US6547994B1 (en) Rapid prototyping and manufacturing process
Wu et al. Solid free-form fabrication of drug delivery devices
Mandrycky et al. 3D bioprinting for engineering complex tissues
US6261506B1 (en) Method of making a three-dimensional object
US20020062909A1 (en) Layer-additive method and apparatus for freeform fabrication of 3-D objects
US20060105011A1 (en) Method and apparatus for computer-aided tissue engineering for modeling, design and freeform fabrication of tissue scaffolds, constructs, and devices
Li et al. A brief review of dispensing-based rapid prototyping techniques in tissue scaffold fabrication: role of modeling on scaffold properties prediction
King et al. Alternative materials for rapid tooling
US7225045B2 (en) System and method for three dimensional model printing
Do et al. 3D printing of scaffolds for tissue regeneration applications
US6414050B1 (en) Biofunctional polymers prepared in supercritical fluid
Wong et al. A review of additive manufacturing
US20050093194A1 (en) Solid free-form fabrication of three-dimensional objects
US20030173695A1 (en) Rapid prototyping and manufacturing process
US6454972B1 (en) Solid freeform fabrication using chemically reactive suspensions
US6129872A (en) Process and apparatus for creating a colorful three-dimensional object
US6610429B2 (en) Three dimensional printing material system and method
US6165406A (en) 3-D color model making apparatus and process
Shum et al. Double emulsion droplets as microreactors for synthesis of mesoporous hydroxyapatite
US6821462B2 (en) Mass production of shells and models for dental restorations produced by solid free-form fabrication methods

Legal Events

Date Code Title Description
AS Assignment

Owner name: ENVISION TECHNOLOGIES GMBH, GERMANY

Free format text: ASSIGNMENT OF ASSIGNORS INTEREST;ASSIGNORS:MULHAUPT, ROLF;LANDERS, RUDIGER;JOHN, HENDRIK;REEL/FRAME:013649/0001;SIGNING DATES FROM 20020218 TO 20020322
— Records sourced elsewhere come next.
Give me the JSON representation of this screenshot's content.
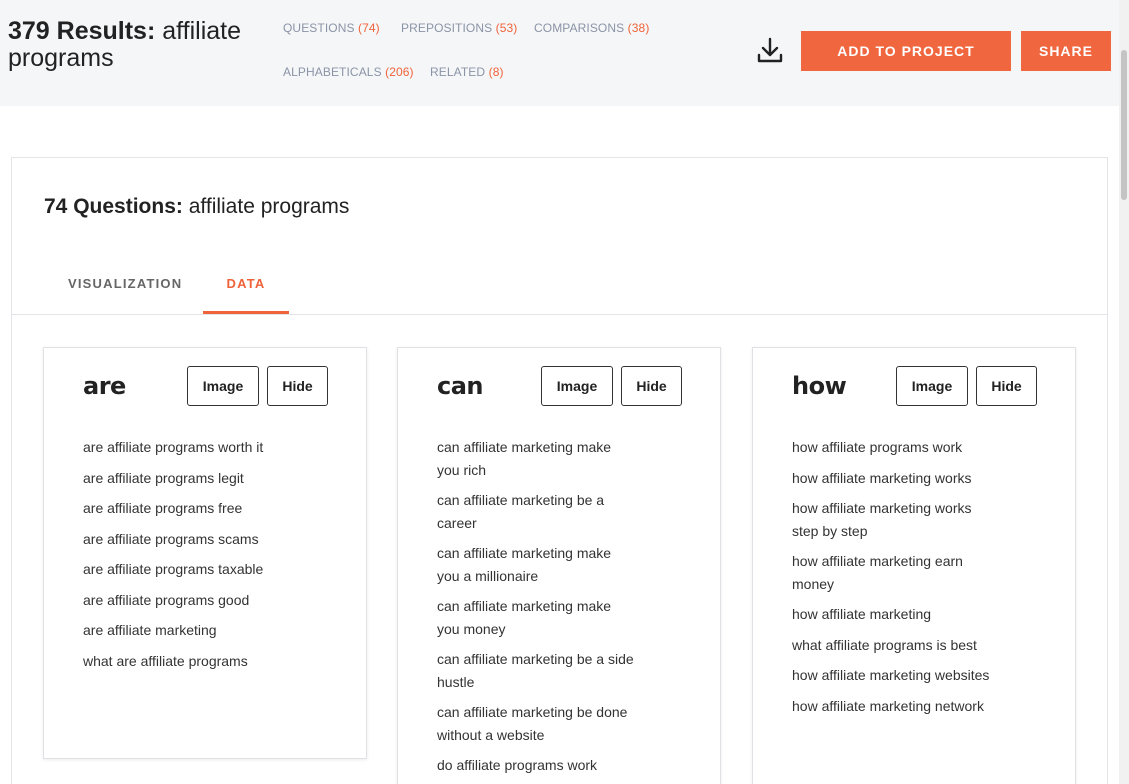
{
  "header": {
    "results_count": "379 Results:",
    "keyword": "affiliate programs",
    "type_links": [
      {
        "label": "QUESTIONS",
        "count": "(74)"
      },
      {
        "label": "PREPOSITIONS",
        "count": "(53)"
      },
      {
        "label": "COMPARISONS",
        "count": "(38)"
      },
      {
        "label": "ALPHABETICALS",
        "count": "(206)"
      },
      {
        "label": "RELATED",
        "count": "(8)"
      }
    ],
    "download_icon": "download-icon",
    "add_to_project_label": "ADD TO PROJECT",
    "share_label": "SHARE",
    "accent_color": "#f0673f"
  },
  "main": {
    "count_label": "74 Questions:",
    "keyword": "affiliate programs",
    "tabs": [
      {
        "label": "VISUALIZATION",
        "active": false
      },
      {
        "label": "DATA",
        "active": true
      }
    ]
  },
  "columns": [
    {
      "heading": "are",
      "image_label": "Image",
      "hide_label": "Hide",
      "items": [
        "are affiliate programs worth it",
        "are affiliate programs legit",
        "are affiliate programs free",
        "are affiliate programs scams",
        "are affiliate programs taxable",
        "are affiliate programs good",
        "are affiliate marketing",
        "what are affiliate programs"
      ]
    },
    {
      "heading": "can",
      "image_label": "Image",
      "hide_label": "Hide",
      "items": [
        "can affiliate marketing make you rich",
        "can affiliate marketing be a career",
        "can affiliate marketing make you a millionaire",
        "can affiliate marketing make you money",
        "can affiliate marketing be a side hustle",
        "can affiliate marketing be done without a website",
        "do affiliate programs work"
      ]
    },
    {
      "heading": "how",
      "image_label": "Image",
      "hide_label": "Hide",
      "items": [
        "how affiliate programs work",
        "how affiliate marketing works",
        "how affiliate marketing works step by step",
        "how affiliate marketing earn money",
        "how affiliate marketing",
        "what affiliate programs is best",
        "how affiliate marketing websites",
        "how affiliate marketing network"
      ]
    }
  ]
}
AS Assignment

Owner name: ENVISIONTEC GMBH, GERMANY

Free format text: ASSIGNMENT OF ASSIGNORS INTEREST;ASSIGNOR:ENVISION TECHNOLOGIES GMBH;REEL/FRAME:015146/0608

Effective date: 20031112

FPAY Fee payment

Year of fee payment: 4

FPAY Fee payment

Year of fee payment: 8

FPAY Fee payment

Year of fee payment: 12